Venezuela’s PDVSA is making headlines again. And not in a positive way.
Just when Venezuela’s oil industry appeared to be on the rebound, PDVSA has been hit with a major corruption scandal investigation, one that has seen its Energy Minister Tareck El Assami stepping down from his post.
Assami resigned on March 20.
His replacement is Pedro Rafael Tellechea – who ran PDVSA. It was Tellechea who kick-started investigations, starting with an audit into heavy losses the company took in 2022 after oil tankers left the country’s EEZ without due payments – US$21.2 billion to be exact.
That figure accounted for about 84% of PDVSA’s total value of invoiced shipments.
A January 17 Reuters report said that when US trading sanctions hit PDVSA, it turned to ”little known middlemen” to allocate its oil exports.
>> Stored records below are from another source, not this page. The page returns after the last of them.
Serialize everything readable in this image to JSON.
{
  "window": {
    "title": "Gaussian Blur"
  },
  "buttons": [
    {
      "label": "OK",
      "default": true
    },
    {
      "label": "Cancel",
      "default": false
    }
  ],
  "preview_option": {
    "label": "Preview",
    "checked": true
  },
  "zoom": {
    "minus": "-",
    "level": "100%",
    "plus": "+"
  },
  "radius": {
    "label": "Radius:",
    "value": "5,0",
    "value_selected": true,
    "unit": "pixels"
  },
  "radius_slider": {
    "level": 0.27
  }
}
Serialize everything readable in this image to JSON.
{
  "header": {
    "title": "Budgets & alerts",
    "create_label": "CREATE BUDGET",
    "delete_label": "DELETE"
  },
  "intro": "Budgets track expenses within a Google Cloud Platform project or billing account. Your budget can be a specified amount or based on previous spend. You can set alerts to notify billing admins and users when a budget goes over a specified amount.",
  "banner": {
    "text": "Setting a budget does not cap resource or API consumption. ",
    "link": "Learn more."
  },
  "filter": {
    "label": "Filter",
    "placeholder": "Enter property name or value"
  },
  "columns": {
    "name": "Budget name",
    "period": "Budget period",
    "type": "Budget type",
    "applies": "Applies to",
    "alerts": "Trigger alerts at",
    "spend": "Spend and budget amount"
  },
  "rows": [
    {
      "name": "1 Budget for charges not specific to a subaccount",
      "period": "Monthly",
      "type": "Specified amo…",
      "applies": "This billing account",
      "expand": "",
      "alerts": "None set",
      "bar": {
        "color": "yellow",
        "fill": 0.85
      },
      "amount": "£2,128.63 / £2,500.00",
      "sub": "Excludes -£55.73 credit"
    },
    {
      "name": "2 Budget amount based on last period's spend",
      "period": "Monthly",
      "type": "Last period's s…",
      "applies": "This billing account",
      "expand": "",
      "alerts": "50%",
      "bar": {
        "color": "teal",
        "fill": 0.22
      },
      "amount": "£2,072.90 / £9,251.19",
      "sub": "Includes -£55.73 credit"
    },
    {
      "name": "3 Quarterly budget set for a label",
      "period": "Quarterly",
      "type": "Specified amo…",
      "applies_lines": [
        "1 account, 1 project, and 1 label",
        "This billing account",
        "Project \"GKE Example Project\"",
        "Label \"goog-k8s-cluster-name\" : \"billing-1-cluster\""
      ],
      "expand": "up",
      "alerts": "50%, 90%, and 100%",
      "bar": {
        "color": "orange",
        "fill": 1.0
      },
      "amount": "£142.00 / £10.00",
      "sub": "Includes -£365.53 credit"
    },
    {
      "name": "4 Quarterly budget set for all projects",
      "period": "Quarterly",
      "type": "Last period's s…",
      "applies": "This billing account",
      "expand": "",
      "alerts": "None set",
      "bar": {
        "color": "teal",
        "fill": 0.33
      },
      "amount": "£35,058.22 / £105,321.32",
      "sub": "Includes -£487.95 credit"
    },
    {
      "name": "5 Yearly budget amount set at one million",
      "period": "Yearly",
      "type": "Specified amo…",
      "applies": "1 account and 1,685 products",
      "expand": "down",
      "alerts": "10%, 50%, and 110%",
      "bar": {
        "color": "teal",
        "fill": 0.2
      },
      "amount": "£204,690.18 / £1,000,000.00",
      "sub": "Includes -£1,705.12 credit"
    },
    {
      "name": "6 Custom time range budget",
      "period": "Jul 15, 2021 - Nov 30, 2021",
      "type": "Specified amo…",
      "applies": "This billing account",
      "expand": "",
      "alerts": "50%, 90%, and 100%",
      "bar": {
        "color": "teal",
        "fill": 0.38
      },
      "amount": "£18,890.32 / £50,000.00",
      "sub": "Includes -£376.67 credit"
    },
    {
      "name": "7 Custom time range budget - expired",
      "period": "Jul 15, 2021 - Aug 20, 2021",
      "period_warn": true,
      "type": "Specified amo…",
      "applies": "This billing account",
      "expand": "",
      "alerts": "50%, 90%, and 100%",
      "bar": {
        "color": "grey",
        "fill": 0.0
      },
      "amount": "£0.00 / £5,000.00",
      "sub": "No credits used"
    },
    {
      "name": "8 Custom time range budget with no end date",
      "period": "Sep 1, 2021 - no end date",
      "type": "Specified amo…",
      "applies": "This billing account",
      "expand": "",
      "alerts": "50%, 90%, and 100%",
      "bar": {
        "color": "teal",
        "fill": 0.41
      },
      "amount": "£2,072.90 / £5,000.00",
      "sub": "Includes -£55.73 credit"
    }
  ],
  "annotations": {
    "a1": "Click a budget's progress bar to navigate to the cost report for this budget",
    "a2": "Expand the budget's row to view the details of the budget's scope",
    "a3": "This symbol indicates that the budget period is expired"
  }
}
This led to big price discounts and problems with payments affecting its cash flow.
Little is known about the investigations but according to reports, US court documents cite alleged illicit payments, fake documents, money laundering and kickbacks for deals involving sanctions on Venezuelan oil.
Thus far, police in Venezuela have collared two judges, a mayor and three government officials; 20 persons have been arrested in total.
Corruption scandals are nothing new to Venezuela.
Assami had faced allegations that he has connections to drug trafficking.
But this fresh scandal is seen as a blow to what little progress Venezuela has made in the past months. US President, Joe Biden last year eased sanctions to allow Chevron to produce oil in Venezuela.
Then it got another lifeline with approval to develop the Dragon Gas Field with Trinidad and Tobago.
T&T Energy Minister Stuart Young has been in deep negotiations with Assami and PDVSA officials to determine Venezuela’s benefits in the deal.
It remains unclear now whether the investigations will put a halt to negotiations with T&T.